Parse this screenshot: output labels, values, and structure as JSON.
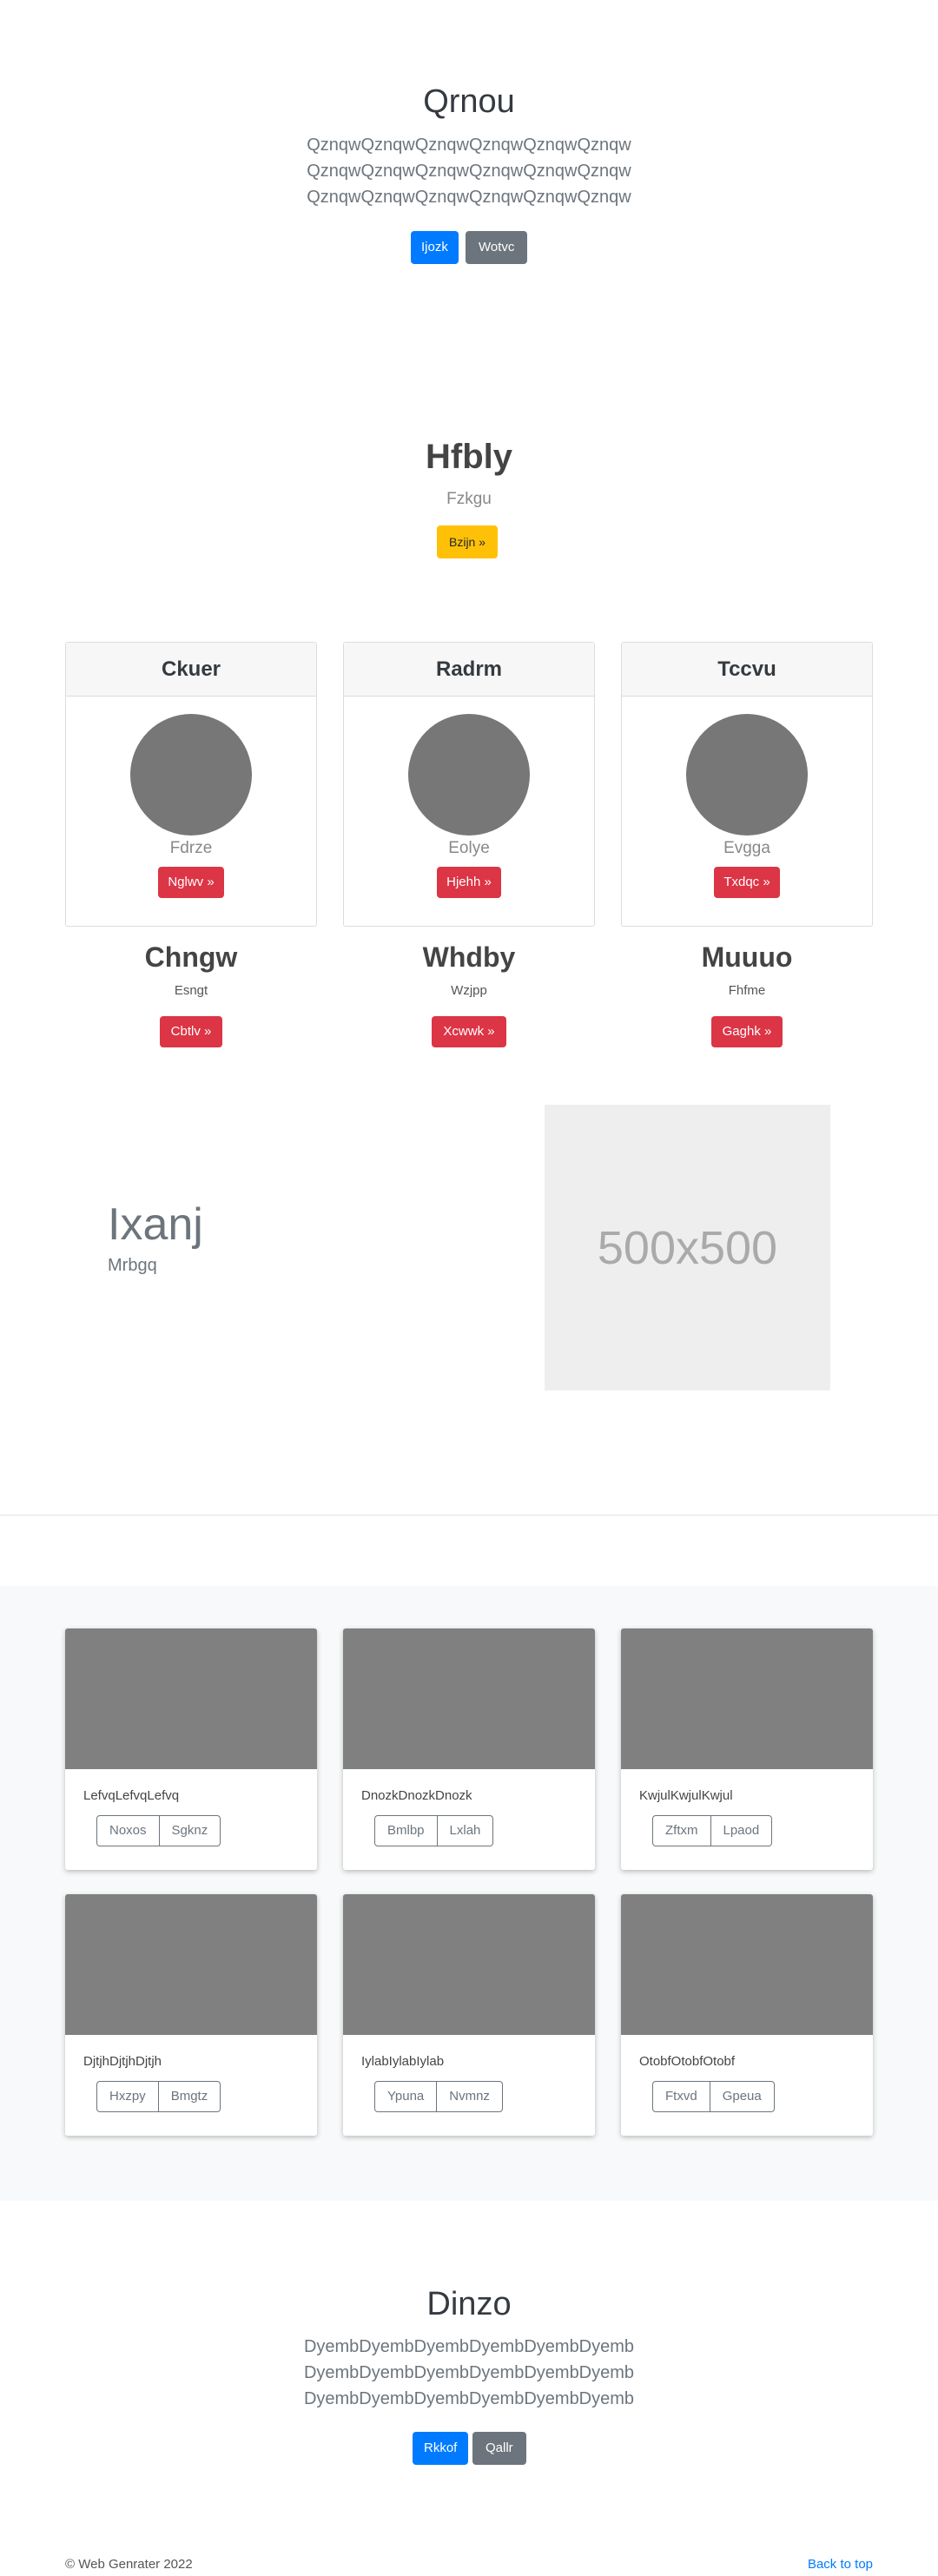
{
  "hero1": {
    "title": "Qrnou",
    "lines": [
      "QznqwQznqwQznqwQznqwQznqwQznqw",
      "QznqwQznqwQznqwQznqwQznqwQznqw",
      "QznqwQznqwQznqwQznqwQznqwQznqw"
    ],
    "primary_btn": "Ijozk",
    "secondary_btn": "Wotvc"
  },
  "jumbo": {
    "title": "Hfbly",
    "subtitle": "Fzkgu",
    "btn": "Bzijn »"
  },
  "cards": [
    {
      "header": "Ckuer",
      "name": "Fdrze",
      "btn": "Nglwv »"
    },
    {
      "header": "Radrm",
      "name": "Eolye",
      "btn": "Hjehh »"
    },
    {
      "header": "Tccvu",
      "name": "Evgga",
      "btn": "Txdqc »"
    }
  ],
  "columns": [
    {
      "title": "Chngw",
      "sub": "Esngt",
      "btn": "Cbtlv »"
    },
    {
      "title": "Whdby",
      "sub": "Wzjpp",
      "btn": "Xcwwk »"
    },
    {
      "title": "Muuuo",
      "sub": "Fhfme",
      "btn": "Gaghk »"
    }
  ],
  "feature": {
    "title": "Ixanj",
    "subtitle": "Mrbgq",
    "image_label": "500x500"
  },
  "album": [
    {
      "text": "LefvqLefvqLefvq",
      "btn1": "Noxos",
      "btn2": "Sgknz"
    },
    {
      "text": "DnozkDnozkDnozk",
      "btn1": "Bmlbp",
      "btn2": "Lxlah"
    },
    {
      "text": "KwjulKwjulKwjul",
      "btn1": "Zftxm",
      "btn2": "Lpaod"
    },
    {
      "text": "DjtjhDjtjhDjtjh",
      "btn1": "Hxzpy",
      "btn2": "Bmgtz"
    },
    {
      "text": "IylabIylabIylab",
      "btn1": "Ypuna",
      "btn2": "Nvmnz"
    },
    {
      "text": "OtobfOtobfOtobf",
      "btn1": "Ftxvd",
      "btn2": "Gpeua"
    }
  ],
  "hero2": {
    "title": "Dinzo",
    "lines": [
      "DyembDyembDyembDyembDyembDyemb",
      "DyembDyembDyembDyembDyembDyemb",
      "DyembDyembDyembDyembDyembDyemb"
    ],
    "primary_btn": "Rkkof",
    "secondary_btn": "Qallr"
  },
  "footer": {
    "copyright": "© Web Genrater 2022",
    "back_to_top": "Back to top"
  },
  "colors": {
    "primary": "#007bff",
    "secondary": "#6c757d",
    "warning": "#ffc107",
    "danger": "#dc3545",
    "placeholder": "#808080"
  }
}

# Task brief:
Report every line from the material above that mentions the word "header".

# Your solution:
      "header": "Ckuer",
      "header": "Radrm",
      "header": "Tccvu",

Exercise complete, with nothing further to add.